** Opening EXERCISE DATA block **

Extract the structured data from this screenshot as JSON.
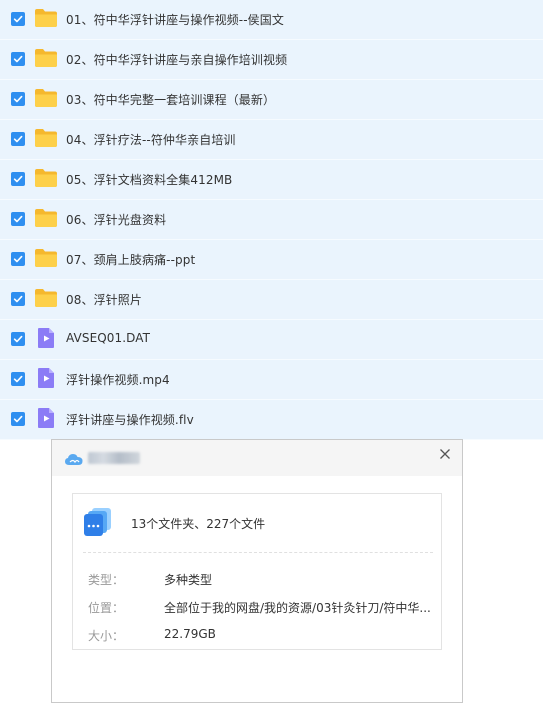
{
  "files": [
    {
      "name": "01、符中华浮针讲座与操作视频--侯国文",
      "type": "folder",
      "checked": true
    },
    {
      "name": "02、符中华浮针讲座与亲自操作培训视频",
      "type": "folder",
      "checked": true
    },
    {
      "name": "03、符中华完整一套培训课程（最新）",
      "type": "folder",
      "checked": true
    },
    {
      "name": "04、浮针疗法--符仲华亲自培训",
      "type": "folder",
      "checked": true
    },
    {
      "name": "05、浮针文档资料全集412MB",
      "type": "folder",
      "checked": true
    },
    {
      "name": "06、浮针光盘资料",
      "type": "folder",
      "checked": true
    },
    {
      "name": "07、颈肩上肢病痛--ppt",
      "type": "folder",
      "checked": true
    },
    {
      "name": "08、浮针照片",
      "type": "folder",
      "checked": true
    },
    {
      "name": "AVSEQ01.DAT",
      "type": "video",
      "checked": true
    },
    {
      "name": "浮针操作视频.mp4",
      "type": "video",
      "checked": true
    },
    {
      "name": "浮针讲座与操作视频.flv",
      "type": "video",
      "checked": true
    }
  ],
  "dialog": {
    "summary": "13个文件夹、227个文件",
    "type_label": "类型：",
    "type_value": "多种类型",
    "location_label": "位置：",
    "location_value": "全部位于我的网盘/我的资源/03针灸针刀/符中华...",
    "size_label": "大小：",
    "size_value": "22.79GB"
  },
  "colors": {
    "accent": "#2f8ff0",
    "row_bg": "#eaf4fd",
    "folder": "#fdc83a",
    "video": "#8b7cf6"
  },
  "icons": {
    "folder": "folder-icon",
    "video": "video-file-icon",
    "check": "check-icon",
    "close": "close-icon"
  }
}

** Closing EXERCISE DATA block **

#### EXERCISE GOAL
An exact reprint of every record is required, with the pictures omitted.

#### SOLUTION BELOW
Extract the structured data from this screenshot as JSON.
{
  "files": [
    {
      "name": "01、符中华浮针讲座与操作视频--侯国文",
      "type": "folder",
      "checked": true
    },
    {
      "name": "02、符中华浮针讲座与亲自操作培训视频",
      "type": "folder",
      "checked": true
    },
    {
      "name": "03、符中华完整一套培训课程（最新）",
      "type": "folder",
      "checked": true
    },
    {
      "name": "04、浮针疗法--符仲华亲自培训",
      "type": "folder",
      "checked": true
    },
    {
      "name": "05、浮针文档资料全集412MB",
      "type": "folder",
      "checked": true
    },
    {
      "name": "06、浮针光盘资料",
      "type": "folder",
      "checked": true
    },
    {
      "name": "07、颈肩上肢病痛--ppt",
      "type": "folder",
      "checked": true
    },
    {
      "name": "08、浮针照片",
      "type": "folder",
      "checked": true
    },
    {
      "name": "AVSEQ01.DAT",
      "type": "video",
      "checked": true
    },
    {
      "name": "浮针操作视频.mp4",
      "type": "video",
      "checked": true
    },
    {
      "name": "浮针讲座与操作视频.flv",
      "type": "video",
      "checked": true
    }
  ],
  "dialog": {
    "summary": "13个文件夹、227个文件",
    "type_label": "类型：",
    "type_value": "多种类型",
    "location_label": "位置：",
    "location_value": "全部位于我的网盘/我的资源/03针灸针刀/符中华...",
    "size_label": "大小：",
    "size_value": "22.79GB"
  },
  "colors": {
    "accent": "#2f8ff0",
    "row_bg": "#eaf4fd",
    "folder": "#fdc83a",
    "video": "#8b7cf6"
  },
  "icons": {
    "folder": "folder-icon",
    "video": "video-file-icon",
    "check": "check-icon",
    "close": "close-icon"
  }
}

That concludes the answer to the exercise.